In the 13th Century, I was a devout Catholic at a time when Mariology was becoming increasingly popular, and I embraced the Epicurian virtue of the Troubadours while never once straying in my belief. I even was supposedly the subject of miracles involving Mary, but whether there is any truth to this or it is merely a romantic invention from Flores Historiarum, I might never know for sure even if I do remember because I might be inclined to distrust my memories.
On the off chance I was John Dowland (which is highly speculative since it’s based on a lot of “ifs”), I was even Catholic at a time when it was an unpopular choice.
For a very long time I was a Protestant of some sort. That was almost certainly my religion in the 18th and 19th centuries, and for much of the 20th (unless I discover that John was a member of one of the many secretive Pagan groups in England at the start of the 20th century).
Now, I cannot be sure I was Philip K. Dick and I’m forever in doubt that I even possibly could have been him. But if I was, then that adds something to it because Phil was a Gnostic, a believer in a true god and in a female figure, whom the Gnostics often call Sophia. For him, Sophia was always a dark-haired girl, the image of his sister who died in infancy. But there was also a maternal, nurturing aspect to her. Both aspects can be clearly seen in the character Zina in “The Divine Invasion.” Incidentally, like me, Phil also had a rather unhappy relationship with a less-than-nurturing mother.
So what am I to make of this? If I took the lazy, a priori argument I could say that because I’ve believed across lives, it must be true because it fits my conception of truth, and I have been worshiping the same mother goddess this whole time. But I also believed in other things in past lives and in my younger years in this life that I no longer believe are true. I’ve been led astray by a priori arguments and I’ve believed in things that didn’t serve me, and to my detriment.
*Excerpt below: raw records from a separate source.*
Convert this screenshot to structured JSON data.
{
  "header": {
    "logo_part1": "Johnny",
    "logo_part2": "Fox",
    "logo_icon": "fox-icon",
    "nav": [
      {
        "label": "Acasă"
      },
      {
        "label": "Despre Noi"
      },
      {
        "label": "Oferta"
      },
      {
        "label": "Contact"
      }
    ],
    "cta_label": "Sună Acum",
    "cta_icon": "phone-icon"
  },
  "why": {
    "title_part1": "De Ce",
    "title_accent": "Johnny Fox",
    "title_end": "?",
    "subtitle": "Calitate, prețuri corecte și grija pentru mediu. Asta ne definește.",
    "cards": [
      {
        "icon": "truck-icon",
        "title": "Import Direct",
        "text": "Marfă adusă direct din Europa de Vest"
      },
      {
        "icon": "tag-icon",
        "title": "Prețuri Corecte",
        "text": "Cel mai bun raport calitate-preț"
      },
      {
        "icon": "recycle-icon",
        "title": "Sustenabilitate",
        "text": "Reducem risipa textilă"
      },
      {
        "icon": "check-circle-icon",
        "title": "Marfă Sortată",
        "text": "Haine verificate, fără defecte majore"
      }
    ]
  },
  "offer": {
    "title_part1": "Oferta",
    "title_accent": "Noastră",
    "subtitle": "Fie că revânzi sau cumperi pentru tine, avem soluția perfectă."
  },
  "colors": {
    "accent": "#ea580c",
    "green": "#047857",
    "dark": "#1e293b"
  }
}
And yet, there’s no doubt I want to believe. I hunger for a solid reason to believe in a nurturing mother goddess, because that’s exactly the shape of the void in my life. That’s why I cry real tears when I hear Schubert’s Ave Maria. That’s why I still can’t listen to S.J. Tucker without feeling like I’ve been robbed of something I used to feel when I heard her music. That’s why my eyes and ears are still open to whatever divine force would have me.
So far, none have called, and I have no memory of Phil’s experience in 1974 which could possibly mean that the events of early 1974 were not a divine revelation, but a mental break or a ministroke after all. It could also mean that the Philip K. Dick who was born in 1928 literally died on February 20, 1974 to be replaced by an entirely new being in the same skin, a transfiguration by divine grace which would make my soul nothing but undesirable leftovers cast off during that transfiguration.
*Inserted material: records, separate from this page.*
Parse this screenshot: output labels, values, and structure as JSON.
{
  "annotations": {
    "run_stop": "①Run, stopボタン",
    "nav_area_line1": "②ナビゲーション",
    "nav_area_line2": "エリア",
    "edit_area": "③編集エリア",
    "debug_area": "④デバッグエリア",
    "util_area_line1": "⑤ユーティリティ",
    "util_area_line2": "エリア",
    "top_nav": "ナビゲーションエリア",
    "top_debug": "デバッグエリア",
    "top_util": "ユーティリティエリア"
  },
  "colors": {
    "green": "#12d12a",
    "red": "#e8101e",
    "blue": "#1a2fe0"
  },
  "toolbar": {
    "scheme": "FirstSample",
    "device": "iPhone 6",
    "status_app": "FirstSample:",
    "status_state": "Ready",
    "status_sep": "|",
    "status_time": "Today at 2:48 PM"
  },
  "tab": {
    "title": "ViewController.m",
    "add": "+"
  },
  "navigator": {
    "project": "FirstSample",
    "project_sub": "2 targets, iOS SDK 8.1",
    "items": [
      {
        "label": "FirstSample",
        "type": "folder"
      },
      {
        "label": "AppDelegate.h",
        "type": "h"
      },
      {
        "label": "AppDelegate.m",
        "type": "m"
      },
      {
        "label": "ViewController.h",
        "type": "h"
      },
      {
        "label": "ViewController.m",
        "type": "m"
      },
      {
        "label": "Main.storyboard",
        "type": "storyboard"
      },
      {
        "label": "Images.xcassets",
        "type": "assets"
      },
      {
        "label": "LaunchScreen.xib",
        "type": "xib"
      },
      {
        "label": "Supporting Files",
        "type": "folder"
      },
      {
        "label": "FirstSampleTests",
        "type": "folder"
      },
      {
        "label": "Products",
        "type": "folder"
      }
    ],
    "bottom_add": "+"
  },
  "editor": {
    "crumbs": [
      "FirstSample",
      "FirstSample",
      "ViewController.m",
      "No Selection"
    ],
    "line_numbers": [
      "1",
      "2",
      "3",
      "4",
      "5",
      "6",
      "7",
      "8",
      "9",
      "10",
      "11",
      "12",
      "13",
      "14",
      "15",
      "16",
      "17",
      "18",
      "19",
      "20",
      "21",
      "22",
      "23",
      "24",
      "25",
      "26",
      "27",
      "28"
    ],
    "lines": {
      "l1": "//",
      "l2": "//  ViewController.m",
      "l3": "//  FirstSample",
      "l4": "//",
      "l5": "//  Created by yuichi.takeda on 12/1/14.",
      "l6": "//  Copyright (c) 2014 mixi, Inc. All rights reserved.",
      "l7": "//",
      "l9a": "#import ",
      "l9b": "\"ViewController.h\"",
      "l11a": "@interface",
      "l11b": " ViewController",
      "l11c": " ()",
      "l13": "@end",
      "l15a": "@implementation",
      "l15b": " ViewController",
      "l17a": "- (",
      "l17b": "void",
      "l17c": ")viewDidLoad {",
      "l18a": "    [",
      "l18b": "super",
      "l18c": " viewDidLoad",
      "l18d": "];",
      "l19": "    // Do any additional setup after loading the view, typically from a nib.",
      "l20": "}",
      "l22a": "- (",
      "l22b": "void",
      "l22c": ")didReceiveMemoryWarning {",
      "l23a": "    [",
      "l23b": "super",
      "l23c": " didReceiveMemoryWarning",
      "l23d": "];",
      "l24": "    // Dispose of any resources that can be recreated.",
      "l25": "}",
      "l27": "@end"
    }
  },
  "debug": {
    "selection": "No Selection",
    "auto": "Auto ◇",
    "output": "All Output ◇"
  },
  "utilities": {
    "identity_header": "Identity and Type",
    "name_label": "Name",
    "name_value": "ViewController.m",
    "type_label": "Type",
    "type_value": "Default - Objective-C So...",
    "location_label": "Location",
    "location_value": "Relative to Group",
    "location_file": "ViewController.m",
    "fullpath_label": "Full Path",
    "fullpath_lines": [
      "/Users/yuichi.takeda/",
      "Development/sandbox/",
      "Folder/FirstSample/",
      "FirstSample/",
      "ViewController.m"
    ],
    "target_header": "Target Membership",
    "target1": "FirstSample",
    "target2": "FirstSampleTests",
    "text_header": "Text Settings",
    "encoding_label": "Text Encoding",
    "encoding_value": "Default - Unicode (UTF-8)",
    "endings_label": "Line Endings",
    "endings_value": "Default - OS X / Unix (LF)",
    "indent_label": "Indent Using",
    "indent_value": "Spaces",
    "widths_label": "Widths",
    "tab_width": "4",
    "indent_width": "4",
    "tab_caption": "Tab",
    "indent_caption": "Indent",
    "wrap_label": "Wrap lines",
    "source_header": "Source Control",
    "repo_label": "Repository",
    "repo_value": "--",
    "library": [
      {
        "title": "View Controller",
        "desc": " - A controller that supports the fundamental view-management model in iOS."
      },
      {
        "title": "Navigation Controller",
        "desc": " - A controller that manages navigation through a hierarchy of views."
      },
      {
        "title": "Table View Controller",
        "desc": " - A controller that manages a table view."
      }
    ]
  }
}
Or it could also mean that I was never him and I’m full of shit for ever thinking I was him in the first place. Occam’s razor would certainly favor that conclusion, though it would also require me to ignore an increasingly dense cluster of weird coincidences and circumstantial evidence as if they meant nothing which, though rationally defensible, becomes difficult when the circumstantial evidence all points one direction.
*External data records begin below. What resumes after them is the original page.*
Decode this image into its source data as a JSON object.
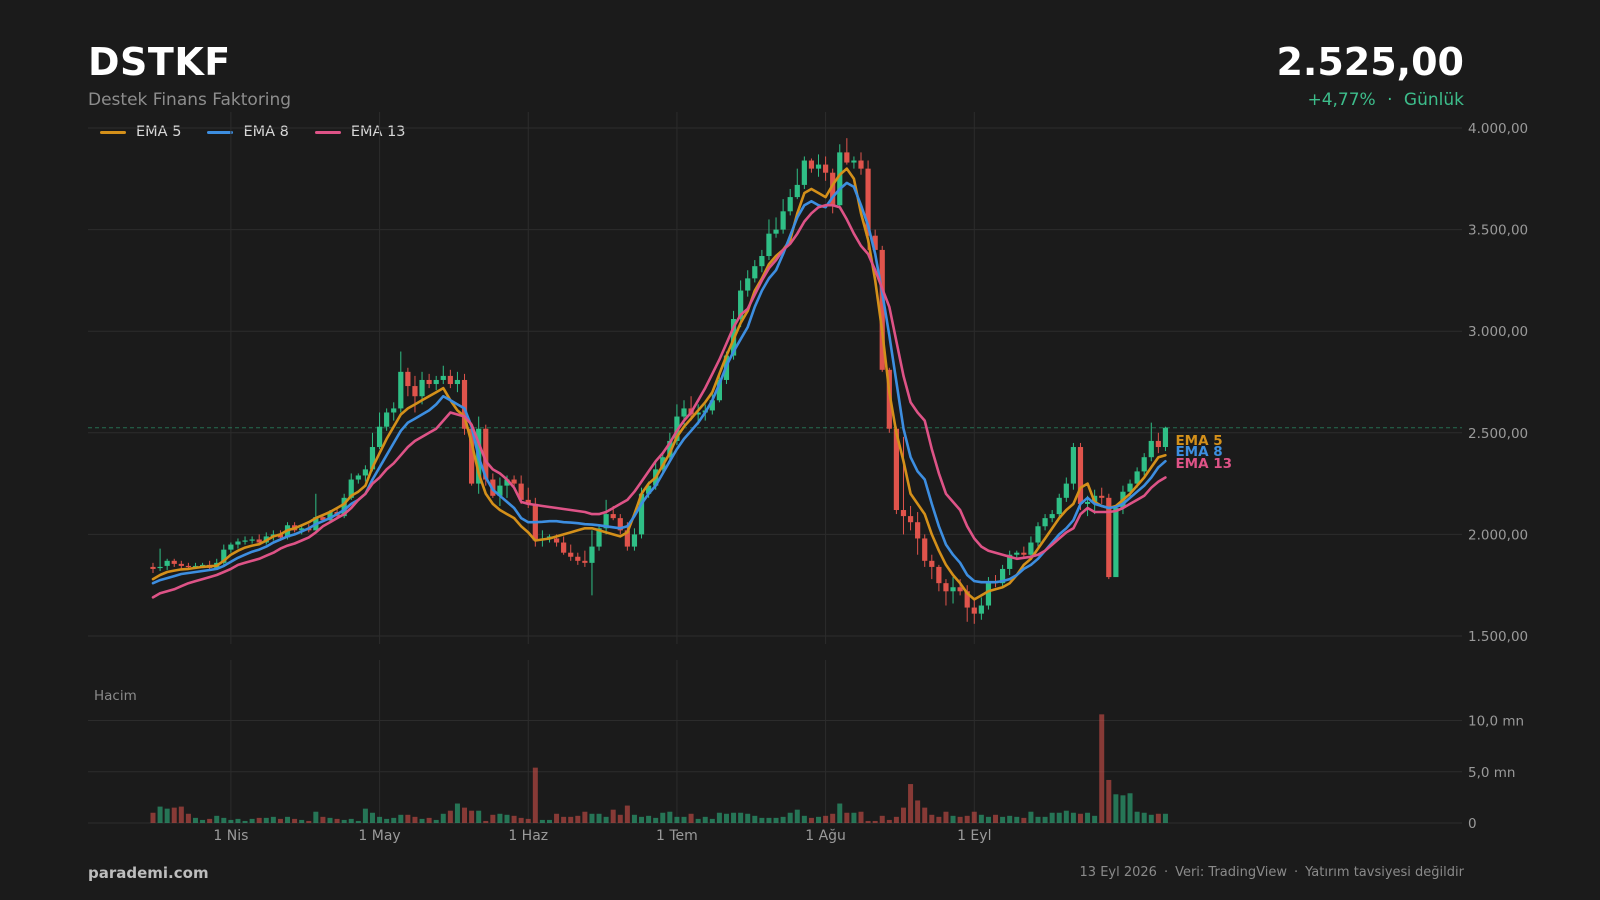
{
  "header": {
    "ticker": "DSTKF",
    "company": "Destek Finans Faktoring",
    "price": "2.525,00",
    "change": "+4,77%",
    "change_separator": "·",
    "period": "Günlük"
  },
  "footer": {
    "brand": "parademi.com",
    "date": "13 Eyl 2026",
    "source": "Veri: TradingView",
    "disclaimer": "Yatırım tavsiyesi değildir",
    "separator": "·"
  },
  "colors": {
    "background": "#1b1b1b",
    "up": "#2fbf86",
    "down": "#e0544c",
    "ema5": "#d4901a",
    "ema8": "#3d8ee0",
    "ema13": "#de5387",
    "grid": "#2c2c2c",
    "axis_text": "#9a9a9a",
    "last_price_line": "#2fbf86"
  },
  "chart_data": {
    "type": "candlestick",
    "price_axis": {
      "ylim": [
        1500,
        4000
      ],
      "ticks": [
        1500,
        2000,
        2500,
        3000,
        3500,
        4000
      ],
      "tick_labels": [
        "1.500,00",
        "2.000,00",
        "2.500,00",
        "3.000,00",
        "3.500,00",
        "4.000,00"
      ]
    },
    "volume_axis": {
      "label": "Hacim",
      "ylim": [
        0,
        12
      ],
      "ticks": [
        0,
        5,
        10
      ],
      "tick_labels": [
        "0",
        "5,0 mn",
        "10,0 mn"
      ]
    },
    "x_axis": {
      "labels": [
        "1 Nis",
        "1 May",
        "1 Haz",
        "1 Tem",
        "1 Ağu",
        "1 Eyl"
      ],
      "label_indices": [
        11,
        32,
        53,
        74,
        95,
        116
      ]
    },
    "last_price": 2525,
    "series_legend": [
      "EMA 5",
      "EMA 8",
      "EMA 13"
    ],
    "candles": [
      [
        1840,
        1860,
        1810,
        1830,
        1.0
      ],
      [
        1835,
        1930,
        1820,
        1840,
        1.6
      ],
      [
        1845,
        1880,
        1825,
        1870,
        1.4
      ],
      [
        1870,
        1880,
        1840,
        1855,
        1.5
      ],
      [
        1855,
        1870,
        1830,
        1845,
        1.6
      ],
      [
        1845,
        1860,
        1825,
        1840,
        0.9
      ],
      [
        1840,
        1860,
        1830,
        1845,
        0.5
      ],
      [
        1845,
        1860,
        1840,
        1850,
        0.3
      ],
      [
        1850,
        1870,
        1820,
        1835,
        0.4
      ],
      [
        1835,
        1880,
        1830,
        1860,
        0.7
      ],
      [
        1860,
        1950,
        1850,
        1925,
        0.5
      ],
      [
        1925,
        1960,
        1910,
        1950,
        0.3
      ],
      [
        1950,
        1980,
        1930,
        1965,
        0.4
      ],
      [
        1965,
        1990,
        1950,
        1970,
        0.2
      ],
      [
        1970,
        1990,
        1955,
        1975,
        0.4
      ],
      [
        1975,
        2000,
        1950,
        1960,
        0.5
      ],
      [
        1960,
        2010,
        1950,
        1990,
        0.5
      ],
      [
        1990,
        2020,
        1970,
        2000,
        0.6
      ],
      [
        2000,
        2020,
        1970,
        1985,
        0.4
      ],
      [
        1985,
        2060,
        1975,
        2045,
        0.6
      ],
      [
        2045,
        2060,
        2010,
        2020,
        0.4
      ],
      [
        2020,
        2040,
        2000,
        2030,
        0.3
      ],
      [
        2030,
        2050,
        2010,
        2020,
        0.2
      ],
      [
        2020,
        2200,
        2020,
        2085,
        1.1
      ],
      [
        2085,
        2100,
        2060,
        2070,
        0.6
      ],
      [
        2070,
        2120,
        2060,
        2110,
        0.5
      ],
      [
        2110,
        2130,
        2080,
        2090,
        0.4
      ],
      [
        2090,
        2200,
        2080,
        2180,
        0.3
      ],
      [
        2180,
        2300,
        2170,
        2270,
        0.4
      ],
      [
        2270,
        2300,
        2250,
        2290,
        0.2
      ],
      [
        2290,
        2340,
        2260,
        2320,
        1.4
      ],
      [
        2320,
        2500,
        2310,
        2430,
        1.0
      ],
      [
        2430,
        2600,
        2420,
        2530,
        0.6
      ],
      [
        2530,
        2620,
        2510,
        2600,
        0.4
      ],
      [
        2600,
        2650,
        2560,
        2620,
        0.5
      ],
      [
        2620,
        2900,
        2600,
        2800,
        0.8
      ],
      [
        2800,
        2820,
        2680,
        2730,
        0.8
      ],
      [
        2730,
        2780,
        2600,
        2680,
        0.6
      ],
      [
        2680,
        2800,
        2640,
        2760,
        0.4
      ],
      [
        2760,
        2790,
        2720,
        2740,
        0.5
      ],
      [
        2740,
        2780,
        2710,
        2760,
        0.3
      ],
      [
        2760,
        2830,
        2740,
        2780,
        0.9
      ],
      [
        2780,
        2810,
        2720,
        2740,
        1.2
      ],
      [
        2740,
        2800,
        2700,
        2760,
        1.9
      ],
      [
        2760,
        2790,
        2490,
        2520,
        1.5
      ],
      [
        2520,
        2550,
        2240,
        2250,
        1.2
      ],
      [
        2250,
        2580,
        2200,
        2520,
        1.2
      ],
      [
        2520,
        2540,
        2240,
        2270,
        0.2
      ],
      [
        2270,
        2300,
        2180,
        2190,
        0.8
      ],
      [
        2190,
        2280,
        2140,
        2240,
        0.9
      ],
      [
        2240,
        2290,
        2180,
        2270,
        0.8
      ],
      [
        2270,
        2290,
        2220,
        2250,
        0.7
      ],
      [
        2250,
        2290,
        2150,
        2170,
        0.5
      ],
      [
        2170,
        2230,
        2130,
        2150,
        0.4
      ],
      [
        2150,
        2180,
        1940,
        1970,
        5.4
      ],
      [
        1970,
        2020,
        1940,
        1980,
        0.3
      ],
      [
        1980,
        2000,
        1960,
        1990,
        0.3
      ],
      [
        1980,
        2000,
        1940,
        1960,
        0.9
      ],
      [
        1960,
        1990,
        1900,
        1910,
        0.6
      ],
      [
        1910,
        1950,
        1870,
        1890,
        0.6
      ],
      [
        1890,
        1910,
        1850,
        1870,
        0.7
      ],
      [
        1870,
        1920,
        1840,
        1860,
        1.1
      ],
      [
        1860,
        2020,
        1700,
        1940,
        0.9
      ],
      [
        1940,
        2050,
        1920,
        2030,
        0.9
      ],
      [
        2030,
        2170,
        2000,
        2100,
        0.6
      ],
      [
        2100,
        2140,
        2070,
        2080,
        1.3
      ],
      [
        2080,
        2100,
        2000,
        2020,
        0.8
      ],
      [
        2020,
        2060,
        1920,
        1940,
        1.7
      ],
      [
        1940,
        2030,
        1920,
        2000,
        0.8
      ],
      [
        2000,
        2230,
        1980,
        2200,
        0.6
      ],
      [
        2200,
        2260,
        2180,
        2240,
        0.7
      ],
      [
        2240,
        2350,
        2220,
        2320,
        0.5
      ],
      [
        2320,
        2400,
        2300,
        2380,
        1.0
      ],
      [
        2380,
        2500,
        2360,
        2460,
        1.1
      ],
      [
        2460,
        2640,
        2440,
        2580,
        0.6
      ],
      [
        2580,
        2660,
        2540,
        2620,
        0.6
      ],
      [
        2620,
        2680,
        2560,
        2590,
        0.9
      ],
      [
        2590,
        2640,
        2540,
        2600,
        0.4
      ],
      [
        2600,
        2640,
        2560,
        2610,
        0.6
      ],
      [
        2610,
        2700,
        2590,
        2660,
        0.4
      ],
      [
        2660,
        2800,
        2650,
        2760,
        1.0
      ],
      [
        2760,
        2900,
        2740,
        2880,
        0.9
      ],
      [
        2880,
        3100,
        2860,
        3060,
        1.0
      ],
      [
        3060,
        3250,
        3020,
        3200,
        1.0
      ],
      [
        3200,
        3300,
        3170,
        3260,
        0.9
      ],
      [
        3260,
        3350,
        3240,
        3320,
        0.7
      ],
      [
        3320,
        3400,
        3290,
        3370,
        0.5
      ],
      [
        3370,
        3550,
        3350,
        3480,
        0.5
      ],
      [
        3480,
        3560,
        3460,
        3500,
        0.5
      ],
      [
        3500,
        3650,
        3480,
        3590,
        0.6
      ],
      [
        3590,
        3700,
        3570,
        3660,
        1.0
      ],
      [
        3660,
        3800,
        3650,
        3720,
        1.3
      ],
      [
        3720,
        3860,
        3700,
        3840,
        0.7
      ],
      [
        3840,
        3850,
        3780,
        3800,
        0.5
      ],
      [
        3800,
        3870,
        3760,
        3820,
        0.6
      ],
      [
        3820,
        3860,
        3740,
        3780,
        0.7
      ],
      [
        3780,
        3800,
        3580,
        3620,
        0.9
      ],
      [
        3620,
        3920,
        3600,
        3880,
        1.9
      ],
      [
        3880,
        3950,
        3820,
        3830,
        1.0
      ],
      [
        3830,
        3860,
        3800,
        3840,
        1.0
      ],
      [
        3840,
        3880,
        3770,
        3800,
        1.1
      ],
      [
        3800,
        3840,
        3400,
        3470,
        0.2
      ],
      [
        3470,
        3500,
        3380,
        3400,
        0.2
      ],
      [
        3400,
        3420,
        2800,
        2810,
        0.7
      ],
      [
        2810,
        2820,
        2500,
        2520,
        0.3
      ],
      [
        2520,
        2530,
        2100,
        2120,
        0.6
      ],
      [
        2120,
        2480,
        2000,
        2090,
        1.5
      ],
      [
        2090,
        2140,
        2020,
        2060,
        3.8
      ],
      [
        2060,
        2110,
        1900,
        1980,
        2.2
      ],
      [
        1980,
        2000,
        1840,
        1870,
        1.5
      ],
      [
        1870,
        1900,
        1780,
        1840,
        0.8
      ],
      [
        1840,
        1850,
        1720,
        1760,
        0.6
      ],
      [
        1760,
        1780,
        1650,
        1720,
        1.1
      ],
      [
        1720,
        1790,
        1660,
        1740,
        0.7
      ],
      [
        1740,
        1780,
        1700,
        1720,
        0.6
      ],
      [
        1720,
        1750,
        1570,
        1640,
        0.7
      ],
      [
        1640,
        1680,
        1560,
        1610,
        1.1
      ],
      [
        1610,
        1690,
        1580,
        1650,
        0.8
      ],
      [
        1650,
        1790,
        1630,
        1770,
        0.6
      ],
      [
        1770,
        1800,
        1740,
        1760,
        0.8
      ],
      [
        1760,
        1850,
        1740,
        1830,
        0.6
      ],
      [
        1830,
        1920,
        1800,
        1900,
        0.7
      ],
      [
        1900,
        1920,
        1880,
        1910,
        0.6
      ],
      [
        1910,
        1940,
        1890,
        1900,
        0.5
      ],
      [
        1900,
        1990,
        1880,
        1960,
        1.1
      ],
      [
        1960,
        2060,
        1940,
        2040,
        0.6
      ],
      [
        2040,
        2100,
        2020,
        2080,
        0.6
      ],
      [
        2080,
        2120,
        2060,
        2100,
        1.0
      ],
      [
        2100,
        2200,
        2080,
        2180,
        1.0
      ],
      [
        2180,
        2280,
        2160,
        2250,
        1.2
      ],
      [
        2250,
        2450,
        2220,
        2430,
        1.0
      ],
      [
        2430,
        2450,
        2120,
        2150,
        0.9
      ],
      [
        2150,
        2190,
        2090,
        2160,
        1.0
      ],
      [
        2160,
        2220,
        2100,
        2190,
        0.7
      ],
      [
        2190,
        2230,
        2150,
        2180,
        10.6
      ],
      [
        2180,
        2200,
        1780,
        1790,
        4.2
      ],
      [
        1790,
        2140,
        1880,
        2130,
        2.8
      ],
      [
        2130,
        2240,
        2100,
        2210,
        2.7
      ],
      [
        2210,
        2270,
        2180,
        2250,
        2.9
      ],
      [
        2250,
        2330,
        2230,
        2310,
        1.1
      ],
      [
        2310,
        2400,
        2290,
        2380,
        1.0
      ],
      [
        2380,
        2550,
        2360,
        2460,
        0.8
      ],
      [
        2460,
        2500,
        2400,
        2430,
        0.9
      ],
      [
        2430,
        2530,
        2410,
        2525,
        0.9
      ]
    ],
    "ema5": [
      1780,
      1800,
      1815,
      1822,
      1828,
      1830,
      1835,
      1840,
      1843,
      1846,
      1870,
      1900,
      1920,
      1935,
      1945,
      1952,
      1970,
      1990,
      2000,
      2020,
      2030,
      2045,
      2060,
      2080,
      2095,
      2110,
      2130,
      2150,
      2190,
      2210,
      2240,
      2330,
      2400,
      2470,
      2530,
      2590,
      2620,
      2640,
      2660,
      2680,
      2700,
      2720,
      2660,
      2610,
      2580,
      2450,
      2300,
      2200,
      2150,
      2120,
      2100,
      2080,
      2040,
      2010,
      1970,
      1975,
      1980,
      1990,
      2000,
      2010,
      2020,
      2030,
      2030,
      2020,
      2010,
      2000,
      1990,
      2010,
      2100,
      2200,
      2250,
      2280,
      2340,
      2400,
      2480,
      2530,
      2570,
      2610,
      2650,
      2700,
      2790,
      2880,
      2960,
      3040,
      3100,
      3200,
      3260,
      3330,
      3370,
      3400,
      3450,
      3580,
      3680,
      3700,
      3680,
      3660,
      3720,
      3770,
      3800,
      3750,
      3580,
      3450,
      3250,
      3000,
      2700,
      2500,
      2360,
      2200,
      2150,
      2100,
      2000,
      1920,
      1850,
      1800,
      1760,
      1710,
      1680,
      1700,
      1720,
      1730,
      1740,
      1760,
      1800,
      1850,
      1880,
      1930,
      1980,
      2030,
      2080,
      2120,
      2150,
      2230,
      2250,
      2160,
      2140,
      2130,
      2140,
      2170,
      2200,
      2240,
      2280,
      2330,
      2380,
      2390
    ],
    "ema8": [
      1760,
      1775,
      1785,
      1795,
      1805,
      1810,
      1815,
      1820,
      1825,
      1830,
      1845,
      1865,
      1885,
      1900,
      1915,
      1925,
      1940,
      1960,
      1975,
      1990,
      2000,
      2015,
      2030,
      2050,
      2065,
      2080,
      2100,
      2120,
      2150,
      2170,
      2200,
      2270,
      2330,
      2390,
      2450,
      2510,
      2550,
      2570,
      2590,
      2610,
      2640,
      2680,
      2660,
      2640,
      2620,
      2530,
      2380,
      2280,
      2220,
      2190,
      2160,
      2130,
      2080,
      2060,
      2060,
      2062,
      2065,
      2065,
      2060,
      2058,
      2055,
      2050,
      2048,
      2045,
      2040,
      2035,
      2030,
      2040,
      2090,
      2150,
      2200,
      2240,
      2300,
      2360,
      2420,
      2470,
      2510,
      2550,
      2600,
      2660,
      2740,
      2830,
      2900,
      2960,
      3020,
      3120,
      3200,
      3260,
      3300,
      3380,
      3470,
      3560,
      3620,
      3640,
      3620,
      3610,
      3660,
      3700,
      3730,
      3710,
      3620,
      3520,
      3380,
      3190,
      2980,
      2750,
      2520,
      2380,
      2310,
      2270,
      2150,
      2040,
      1950,
      1900,
      1860,
      1800,
      1770,
      1765,
      1765,
      1765,
      1770,
      1780,
      1800,
      1830,
      1850,
      1880,
      1920,
      1960,
      2000,
      2030,
      2070,
      2150,
      2180,
      2150,
      2140,
      2130,
      2135,
      2150,
      2180,
      2210,
      2240,
      2280,
      2330,
      2360
    ],
    "ema13": [
      1690,
      1710,
      1720,
      1730,
      1745,
      1760,
      1770,
      1780,
      1790,
      1800,
      1815,
      1830,
      1850,
      1860,
      1870,
      1880,
      1895,
      1910,
      1930,
      1945,
      1955,
      1970,
      1985,
      2010,
      2040,
      2060,
      2080,
      2100,
      2130,
      2170,
      2200,
      2250,
      2280,
      2320,
      2350,
      2390,
      2430,
      2460,
      2480,
      2500,
      2520,
      2560,
      2600,
      2590,
      2580,
      2540,
      2450,
      2360,
      2320,
      2300,
      2270,
      2230,
      2160,
      2150,
      2145,
      2140,
      2135,
      2130,
      2125,
      2120,
      2115,
      2110,
      2100,
      2100,
      2110,
      2130,
      2150,
      2170,
      2210,
      2260,
      2310,
      2360,
      2400,
      2450,
      2510,
      2560,
      2600,
      2660,
      2720,
      2790,
      2860,
      2940,
      3020,
      3080,
      3110,
      3180,
      3250,
      3310,
      3350,
      3400,
      3430,
      3480,
      3540,
      3580,
      3610,
      3620,
      3620,
      3610,
      3550,
      3480,
      3420,
      3380,
      3300,
      3210,
      3120,
      2950,
      2780,
      2650,
      2600,
      2560,
      2420,
      2300,
      2200,
      2160,
      2120,
      2040,
      1980,
      1940,
      1920,
      1910,
      1900,
      1890,
      1880,
      1885,
      1890,
      1900,
      1920,
      1950,
      1980,
      2010,
      2030,
      2100,
      2130,
      2110,
      2110,
      2110,
      2115,
      2130,
      2150,
      2170,
      2190,
      2230,
      2260,
      2280
    ]
  }
}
Perhaps I’ll never know. Phil spent his remaining 8 years trying to figure out what was going on, and never did come closer to an answer when he died of a stroke at the age of 53. I might spend another 80 years and die of old age, having come no closer. There are some things a human lifespan is just too short to do, and working out what the truth really is behind all the smoke and mirrors is one of them. But I’d like to think that one day, I’ll know for sure if there really is a cosmic mother looking out for me.